__Component data from apps and pages__.
□ □ □ □ □

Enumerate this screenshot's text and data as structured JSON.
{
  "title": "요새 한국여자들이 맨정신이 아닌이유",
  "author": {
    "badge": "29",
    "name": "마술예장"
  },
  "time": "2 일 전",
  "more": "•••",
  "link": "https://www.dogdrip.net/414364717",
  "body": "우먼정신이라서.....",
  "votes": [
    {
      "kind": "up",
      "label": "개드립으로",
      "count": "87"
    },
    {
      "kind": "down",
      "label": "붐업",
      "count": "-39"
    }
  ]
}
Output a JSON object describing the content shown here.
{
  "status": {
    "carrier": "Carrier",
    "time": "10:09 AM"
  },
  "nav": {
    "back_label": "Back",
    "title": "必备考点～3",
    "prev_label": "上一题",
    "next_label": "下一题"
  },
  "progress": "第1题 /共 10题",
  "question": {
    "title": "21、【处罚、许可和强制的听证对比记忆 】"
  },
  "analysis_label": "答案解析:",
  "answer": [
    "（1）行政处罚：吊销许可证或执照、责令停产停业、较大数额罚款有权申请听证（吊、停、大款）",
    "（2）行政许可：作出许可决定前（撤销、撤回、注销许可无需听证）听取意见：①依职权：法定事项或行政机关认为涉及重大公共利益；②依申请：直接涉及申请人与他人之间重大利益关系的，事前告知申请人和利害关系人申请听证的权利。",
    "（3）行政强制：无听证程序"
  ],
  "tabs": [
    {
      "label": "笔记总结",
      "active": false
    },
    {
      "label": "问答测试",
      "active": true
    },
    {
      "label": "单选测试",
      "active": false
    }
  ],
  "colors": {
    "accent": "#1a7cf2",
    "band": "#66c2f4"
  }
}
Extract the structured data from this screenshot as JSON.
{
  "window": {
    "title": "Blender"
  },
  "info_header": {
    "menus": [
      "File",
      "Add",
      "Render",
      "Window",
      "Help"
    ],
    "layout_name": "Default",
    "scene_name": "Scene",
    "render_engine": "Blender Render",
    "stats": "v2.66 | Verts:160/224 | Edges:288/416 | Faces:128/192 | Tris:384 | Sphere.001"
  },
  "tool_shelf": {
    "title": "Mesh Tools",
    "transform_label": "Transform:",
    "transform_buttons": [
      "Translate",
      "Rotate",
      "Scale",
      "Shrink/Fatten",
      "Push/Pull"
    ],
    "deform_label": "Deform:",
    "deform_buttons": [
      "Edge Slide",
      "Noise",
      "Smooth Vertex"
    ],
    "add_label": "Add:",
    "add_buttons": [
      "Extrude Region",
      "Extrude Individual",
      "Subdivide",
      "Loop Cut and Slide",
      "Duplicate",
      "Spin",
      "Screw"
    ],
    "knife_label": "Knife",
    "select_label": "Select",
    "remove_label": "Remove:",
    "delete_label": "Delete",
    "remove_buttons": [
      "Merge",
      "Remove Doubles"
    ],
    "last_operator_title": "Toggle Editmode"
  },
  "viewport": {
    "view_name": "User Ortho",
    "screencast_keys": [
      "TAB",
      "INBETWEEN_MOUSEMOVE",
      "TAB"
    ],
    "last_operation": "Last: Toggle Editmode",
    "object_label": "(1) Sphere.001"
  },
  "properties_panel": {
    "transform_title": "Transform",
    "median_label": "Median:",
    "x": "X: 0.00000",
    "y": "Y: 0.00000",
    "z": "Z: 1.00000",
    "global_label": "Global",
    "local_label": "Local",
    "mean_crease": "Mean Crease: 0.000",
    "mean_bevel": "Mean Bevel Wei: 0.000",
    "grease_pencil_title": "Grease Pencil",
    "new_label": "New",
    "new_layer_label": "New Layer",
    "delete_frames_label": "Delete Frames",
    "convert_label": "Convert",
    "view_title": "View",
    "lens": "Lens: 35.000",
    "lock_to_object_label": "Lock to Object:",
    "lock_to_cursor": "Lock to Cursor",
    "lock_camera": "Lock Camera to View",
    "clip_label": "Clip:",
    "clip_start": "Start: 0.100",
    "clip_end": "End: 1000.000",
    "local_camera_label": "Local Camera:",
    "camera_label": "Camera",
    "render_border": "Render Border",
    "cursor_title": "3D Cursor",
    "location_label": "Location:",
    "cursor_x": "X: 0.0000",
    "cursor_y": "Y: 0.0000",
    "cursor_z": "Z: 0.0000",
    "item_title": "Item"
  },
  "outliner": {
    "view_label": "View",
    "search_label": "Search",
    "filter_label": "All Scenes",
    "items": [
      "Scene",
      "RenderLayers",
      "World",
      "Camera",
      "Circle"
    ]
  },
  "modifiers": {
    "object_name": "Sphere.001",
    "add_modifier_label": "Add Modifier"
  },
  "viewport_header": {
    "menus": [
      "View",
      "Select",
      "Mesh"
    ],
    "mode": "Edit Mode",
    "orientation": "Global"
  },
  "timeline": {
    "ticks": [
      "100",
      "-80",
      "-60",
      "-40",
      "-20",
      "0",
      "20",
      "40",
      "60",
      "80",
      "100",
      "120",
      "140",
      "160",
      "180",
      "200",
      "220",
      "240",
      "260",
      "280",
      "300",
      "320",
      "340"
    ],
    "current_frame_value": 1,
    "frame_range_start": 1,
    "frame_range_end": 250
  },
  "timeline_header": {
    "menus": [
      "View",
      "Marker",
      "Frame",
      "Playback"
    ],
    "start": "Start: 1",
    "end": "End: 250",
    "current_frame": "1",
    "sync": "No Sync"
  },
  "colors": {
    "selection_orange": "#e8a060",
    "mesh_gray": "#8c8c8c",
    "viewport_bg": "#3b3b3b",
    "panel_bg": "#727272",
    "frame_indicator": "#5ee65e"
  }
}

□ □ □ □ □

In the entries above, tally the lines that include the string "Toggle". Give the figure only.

2